WHEN CONGRESS adopted its present budget process in 1974, one purpose was to centralize its deliberations, another to reclaim lost power from the executive. The Congressional Budget Office was to be part of both, a congressional analogue and counterweight to the president's Office of Management and Budget.

The budget process has since fallen on hard times. It is much reviled (though not always justly, we believe). CBO, by contrast, has surpassed the highest expectations of its founders. Its first director, Alice Rivlin, who served from 1975 to 1983, set a standard of businesslike, sophisticated and detached analysis that seemed at first to clash with the congressional culture -- and eventually helped to elevate it. Her successor Rudolph Penner, who retired last year, followed in the same tradition.

Together they and the senior members of the House and Senate who gave them room to operate made CBO -- which unlike OMB does not have to follow a particular line -- the most authoritative voice in government on budgetary matters, not merely the numbers but the policy choices.
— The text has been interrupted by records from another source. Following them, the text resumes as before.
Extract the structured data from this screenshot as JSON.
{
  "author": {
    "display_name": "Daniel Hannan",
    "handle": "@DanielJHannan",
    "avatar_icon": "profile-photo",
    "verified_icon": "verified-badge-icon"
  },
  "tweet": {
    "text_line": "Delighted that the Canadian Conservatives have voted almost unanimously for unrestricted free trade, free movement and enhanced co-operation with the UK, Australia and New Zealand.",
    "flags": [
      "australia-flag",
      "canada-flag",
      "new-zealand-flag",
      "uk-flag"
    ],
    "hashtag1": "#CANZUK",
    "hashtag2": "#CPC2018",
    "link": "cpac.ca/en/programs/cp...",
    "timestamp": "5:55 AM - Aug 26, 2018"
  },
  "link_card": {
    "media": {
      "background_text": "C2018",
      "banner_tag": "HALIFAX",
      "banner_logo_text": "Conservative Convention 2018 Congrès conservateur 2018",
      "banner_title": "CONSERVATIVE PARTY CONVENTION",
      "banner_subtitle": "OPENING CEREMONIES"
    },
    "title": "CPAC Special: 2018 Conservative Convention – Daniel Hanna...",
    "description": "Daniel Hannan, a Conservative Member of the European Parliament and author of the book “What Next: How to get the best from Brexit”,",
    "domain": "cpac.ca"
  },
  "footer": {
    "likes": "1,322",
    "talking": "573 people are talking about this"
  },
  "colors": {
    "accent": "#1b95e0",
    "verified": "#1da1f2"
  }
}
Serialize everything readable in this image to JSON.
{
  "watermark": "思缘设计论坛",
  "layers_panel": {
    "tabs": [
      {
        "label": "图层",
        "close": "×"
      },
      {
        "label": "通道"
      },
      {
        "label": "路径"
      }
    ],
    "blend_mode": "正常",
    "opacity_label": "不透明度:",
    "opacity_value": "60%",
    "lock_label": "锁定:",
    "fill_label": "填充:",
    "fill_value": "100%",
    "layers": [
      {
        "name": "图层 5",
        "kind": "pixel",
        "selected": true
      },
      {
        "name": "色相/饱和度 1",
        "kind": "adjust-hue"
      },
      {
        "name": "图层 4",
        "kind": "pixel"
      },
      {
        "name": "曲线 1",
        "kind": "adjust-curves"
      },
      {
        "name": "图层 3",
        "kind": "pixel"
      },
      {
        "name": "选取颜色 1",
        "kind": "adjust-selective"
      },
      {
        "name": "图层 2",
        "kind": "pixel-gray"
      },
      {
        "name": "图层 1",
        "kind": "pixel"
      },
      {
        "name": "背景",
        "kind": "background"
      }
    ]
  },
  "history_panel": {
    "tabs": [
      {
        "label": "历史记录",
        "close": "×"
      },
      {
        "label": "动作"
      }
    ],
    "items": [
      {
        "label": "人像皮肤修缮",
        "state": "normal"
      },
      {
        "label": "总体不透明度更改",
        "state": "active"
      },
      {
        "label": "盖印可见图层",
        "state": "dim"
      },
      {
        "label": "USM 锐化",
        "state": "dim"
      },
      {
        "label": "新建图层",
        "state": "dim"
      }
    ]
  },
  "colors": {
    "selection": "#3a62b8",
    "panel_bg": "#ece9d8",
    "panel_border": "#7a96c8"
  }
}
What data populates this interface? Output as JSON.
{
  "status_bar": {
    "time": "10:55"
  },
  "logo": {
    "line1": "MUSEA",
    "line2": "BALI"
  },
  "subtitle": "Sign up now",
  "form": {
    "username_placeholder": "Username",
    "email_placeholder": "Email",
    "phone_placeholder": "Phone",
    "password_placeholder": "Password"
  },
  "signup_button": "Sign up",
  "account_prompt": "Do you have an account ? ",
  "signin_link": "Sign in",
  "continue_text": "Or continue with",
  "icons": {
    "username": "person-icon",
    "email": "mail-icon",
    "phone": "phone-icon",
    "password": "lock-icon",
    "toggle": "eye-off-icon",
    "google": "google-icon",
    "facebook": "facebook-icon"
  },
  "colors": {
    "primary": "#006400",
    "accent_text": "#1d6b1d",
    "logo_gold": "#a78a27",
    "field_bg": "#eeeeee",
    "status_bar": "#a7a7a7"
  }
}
Myths have been dispelled by CBO's good work, the quality of debate has been improved, and Congress has gained important leverage in dealing with the White House.

We sing these praises because now these achievements are in danger of being not destroyed, but smudged. The people who are doing the damage are precisely the ones who in some ways have the most to lose and in the past have recognized the special virtue of CBO and protected it from Congress' own worst tendencies, the party and budgetary leaders of the two houses. Mr. Penner left the agency last March. He had previously given ample notice. His place was taken on an acting basis by Edward Gramlich, formerly his deputy, who was one of perhaps half a dozen candidates in the running to succeed him. When no decision was made by the end of last year, Mr. Gramlich returned to the University of Michigan. A division head is now serving as acting director on a temporary basis.

There is no shortage of qualified people to lead this agency. The apparent reason for the delay is that leaders of the two houses haven't been able to agree on a budget director any better than they can on a budget. This in turn has led predictably to all kinds of speculation as to whose man or woman the next director will be. Nothing can do more harm to this valuable institution than the sense that it is somehow even faintly in the pocket of either house, or either party, or any other group. Its strength depends on its independence. The leaders are now said to be about to make a choice, a year late. They need to do it quickly and cleanly; they should play their familiar little games someplace else.